The problem:
In the listing that follows, count every line with the word "dread" in it and write only the total.

Data shown:
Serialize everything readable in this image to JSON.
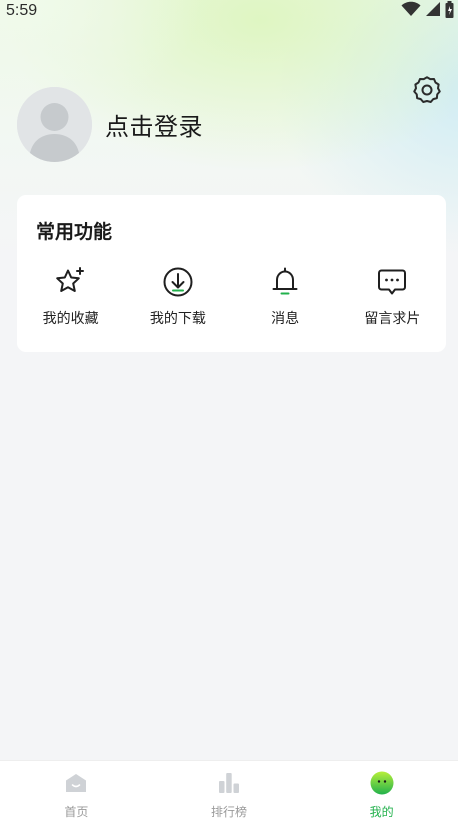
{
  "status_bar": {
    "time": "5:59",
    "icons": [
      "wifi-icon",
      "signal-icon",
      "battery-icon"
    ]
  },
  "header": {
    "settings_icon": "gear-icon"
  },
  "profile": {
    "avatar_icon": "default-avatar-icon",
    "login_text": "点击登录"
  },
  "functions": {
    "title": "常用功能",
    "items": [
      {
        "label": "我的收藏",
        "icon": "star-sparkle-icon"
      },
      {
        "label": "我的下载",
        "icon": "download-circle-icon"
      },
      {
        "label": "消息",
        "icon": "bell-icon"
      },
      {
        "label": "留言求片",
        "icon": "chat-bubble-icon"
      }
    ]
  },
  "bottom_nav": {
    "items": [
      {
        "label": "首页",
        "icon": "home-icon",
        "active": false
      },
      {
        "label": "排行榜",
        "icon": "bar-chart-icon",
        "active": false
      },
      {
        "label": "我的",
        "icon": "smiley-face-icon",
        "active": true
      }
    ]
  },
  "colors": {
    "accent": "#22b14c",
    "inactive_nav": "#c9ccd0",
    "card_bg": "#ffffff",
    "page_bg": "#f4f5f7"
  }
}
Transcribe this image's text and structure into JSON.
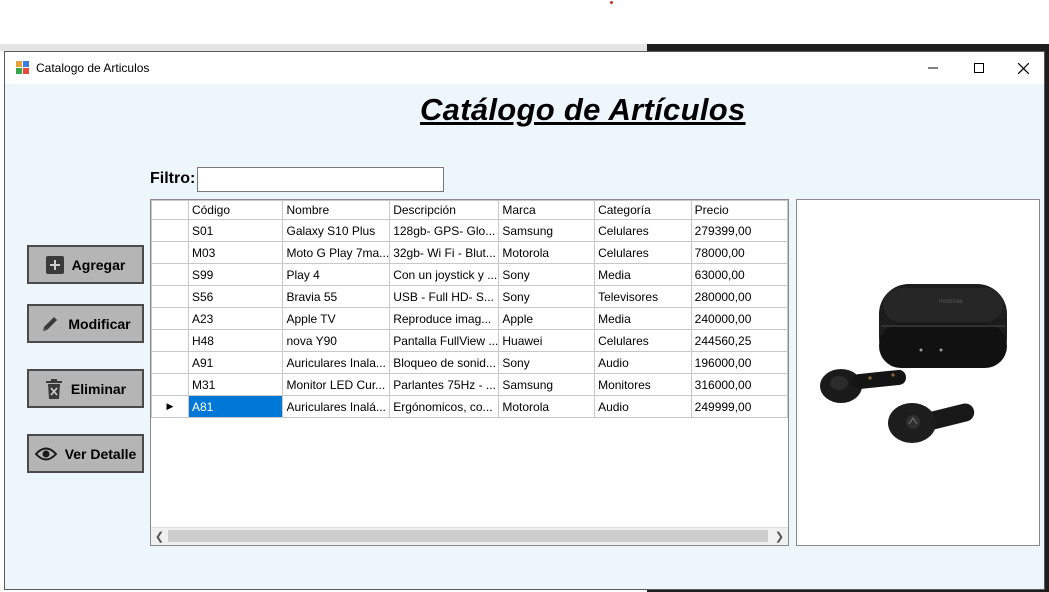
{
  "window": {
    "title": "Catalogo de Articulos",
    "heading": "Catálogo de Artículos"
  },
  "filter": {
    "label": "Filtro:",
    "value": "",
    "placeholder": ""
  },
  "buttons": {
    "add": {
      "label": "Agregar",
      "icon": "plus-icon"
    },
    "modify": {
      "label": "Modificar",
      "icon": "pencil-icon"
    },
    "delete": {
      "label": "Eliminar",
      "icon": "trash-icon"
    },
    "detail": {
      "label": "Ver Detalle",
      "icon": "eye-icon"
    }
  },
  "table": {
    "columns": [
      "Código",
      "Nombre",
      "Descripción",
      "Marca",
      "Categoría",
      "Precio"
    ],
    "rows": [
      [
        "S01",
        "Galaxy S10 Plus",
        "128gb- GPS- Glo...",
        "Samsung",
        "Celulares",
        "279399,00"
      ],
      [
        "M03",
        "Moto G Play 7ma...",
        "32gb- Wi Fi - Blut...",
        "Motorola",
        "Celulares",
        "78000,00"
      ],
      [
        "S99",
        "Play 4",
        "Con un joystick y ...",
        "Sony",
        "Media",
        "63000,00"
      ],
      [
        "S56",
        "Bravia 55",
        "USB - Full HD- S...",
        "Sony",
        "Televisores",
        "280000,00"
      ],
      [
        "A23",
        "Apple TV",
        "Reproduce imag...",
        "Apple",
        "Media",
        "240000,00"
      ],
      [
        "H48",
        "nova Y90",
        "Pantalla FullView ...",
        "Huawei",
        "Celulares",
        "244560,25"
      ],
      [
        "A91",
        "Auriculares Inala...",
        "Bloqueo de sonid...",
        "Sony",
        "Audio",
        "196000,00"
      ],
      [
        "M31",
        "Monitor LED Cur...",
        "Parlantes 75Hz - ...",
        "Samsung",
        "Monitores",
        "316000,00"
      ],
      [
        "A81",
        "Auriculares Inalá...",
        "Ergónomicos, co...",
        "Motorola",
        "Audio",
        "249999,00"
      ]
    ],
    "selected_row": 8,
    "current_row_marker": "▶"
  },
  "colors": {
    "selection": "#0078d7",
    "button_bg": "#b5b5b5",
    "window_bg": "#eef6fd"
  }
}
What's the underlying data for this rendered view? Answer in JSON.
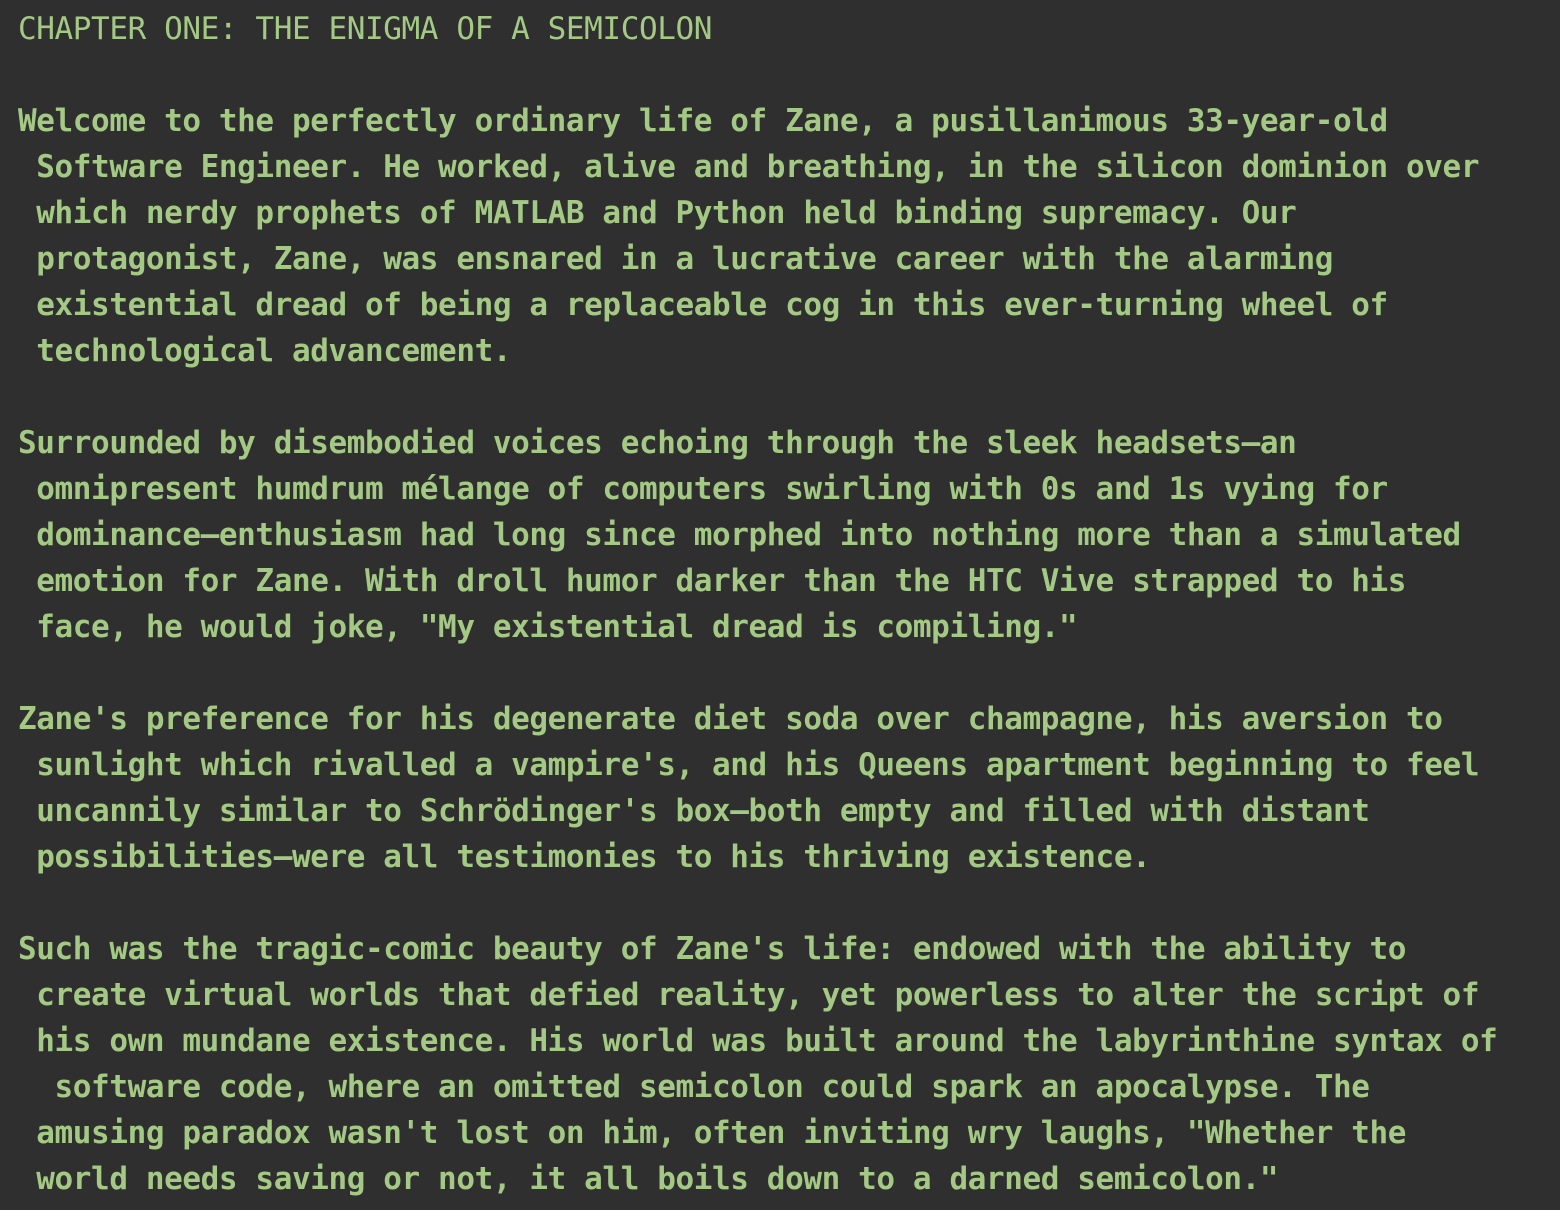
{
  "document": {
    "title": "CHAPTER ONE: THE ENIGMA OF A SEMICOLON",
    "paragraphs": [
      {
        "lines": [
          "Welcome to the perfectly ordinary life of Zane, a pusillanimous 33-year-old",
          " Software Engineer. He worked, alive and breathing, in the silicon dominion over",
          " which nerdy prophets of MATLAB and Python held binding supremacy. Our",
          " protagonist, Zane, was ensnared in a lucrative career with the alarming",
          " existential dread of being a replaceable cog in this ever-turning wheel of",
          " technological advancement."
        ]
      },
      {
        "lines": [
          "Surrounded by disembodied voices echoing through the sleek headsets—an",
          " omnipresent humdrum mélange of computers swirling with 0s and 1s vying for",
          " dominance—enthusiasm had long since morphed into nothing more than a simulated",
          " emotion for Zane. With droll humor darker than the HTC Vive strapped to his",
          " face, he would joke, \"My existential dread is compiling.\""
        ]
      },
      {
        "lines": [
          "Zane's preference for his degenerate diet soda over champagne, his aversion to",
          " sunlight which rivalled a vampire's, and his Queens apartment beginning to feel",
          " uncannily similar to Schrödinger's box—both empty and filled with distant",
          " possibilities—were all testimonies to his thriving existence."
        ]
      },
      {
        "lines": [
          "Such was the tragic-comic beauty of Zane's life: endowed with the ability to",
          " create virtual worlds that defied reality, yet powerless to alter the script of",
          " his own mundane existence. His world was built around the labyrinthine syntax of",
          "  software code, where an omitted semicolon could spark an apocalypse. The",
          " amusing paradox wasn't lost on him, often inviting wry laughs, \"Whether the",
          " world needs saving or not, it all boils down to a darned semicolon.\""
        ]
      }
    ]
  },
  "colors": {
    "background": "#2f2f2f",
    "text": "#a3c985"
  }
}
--
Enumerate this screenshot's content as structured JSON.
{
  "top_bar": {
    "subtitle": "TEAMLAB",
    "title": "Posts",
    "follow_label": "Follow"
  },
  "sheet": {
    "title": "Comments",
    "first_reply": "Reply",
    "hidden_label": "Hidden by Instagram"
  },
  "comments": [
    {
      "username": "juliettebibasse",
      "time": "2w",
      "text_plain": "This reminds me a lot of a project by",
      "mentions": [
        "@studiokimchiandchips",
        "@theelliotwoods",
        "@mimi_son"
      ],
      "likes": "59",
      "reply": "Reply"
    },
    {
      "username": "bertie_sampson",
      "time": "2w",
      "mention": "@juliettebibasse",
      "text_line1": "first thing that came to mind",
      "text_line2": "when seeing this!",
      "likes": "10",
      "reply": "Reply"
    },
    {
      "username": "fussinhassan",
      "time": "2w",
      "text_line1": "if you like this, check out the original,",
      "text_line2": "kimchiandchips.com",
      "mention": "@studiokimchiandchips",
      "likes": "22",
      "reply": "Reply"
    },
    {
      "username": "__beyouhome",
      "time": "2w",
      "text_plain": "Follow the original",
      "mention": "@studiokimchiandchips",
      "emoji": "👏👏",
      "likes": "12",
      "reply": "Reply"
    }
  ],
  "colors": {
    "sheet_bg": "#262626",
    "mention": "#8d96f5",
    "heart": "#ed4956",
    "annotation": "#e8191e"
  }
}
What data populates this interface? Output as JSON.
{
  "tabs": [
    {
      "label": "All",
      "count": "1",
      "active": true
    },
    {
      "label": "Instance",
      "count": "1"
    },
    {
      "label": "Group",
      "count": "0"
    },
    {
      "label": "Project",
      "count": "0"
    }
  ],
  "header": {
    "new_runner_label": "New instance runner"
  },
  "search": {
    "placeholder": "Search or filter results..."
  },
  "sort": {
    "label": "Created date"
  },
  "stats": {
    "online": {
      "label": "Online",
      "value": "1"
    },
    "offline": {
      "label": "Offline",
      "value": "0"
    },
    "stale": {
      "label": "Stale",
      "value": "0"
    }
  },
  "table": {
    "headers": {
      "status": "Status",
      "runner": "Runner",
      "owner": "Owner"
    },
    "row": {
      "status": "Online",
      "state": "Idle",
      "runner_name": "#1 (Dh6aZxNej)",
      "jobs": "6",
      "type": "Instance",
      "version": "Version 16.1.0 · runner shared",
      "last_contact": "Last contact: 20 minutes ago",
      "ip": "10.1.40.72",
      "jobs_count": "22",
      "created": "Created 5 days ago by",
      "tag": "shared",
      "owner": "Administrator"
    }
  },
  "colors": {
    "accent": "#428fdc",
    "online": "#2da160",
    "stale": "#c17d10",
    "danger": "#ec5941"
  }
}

Written reply:
2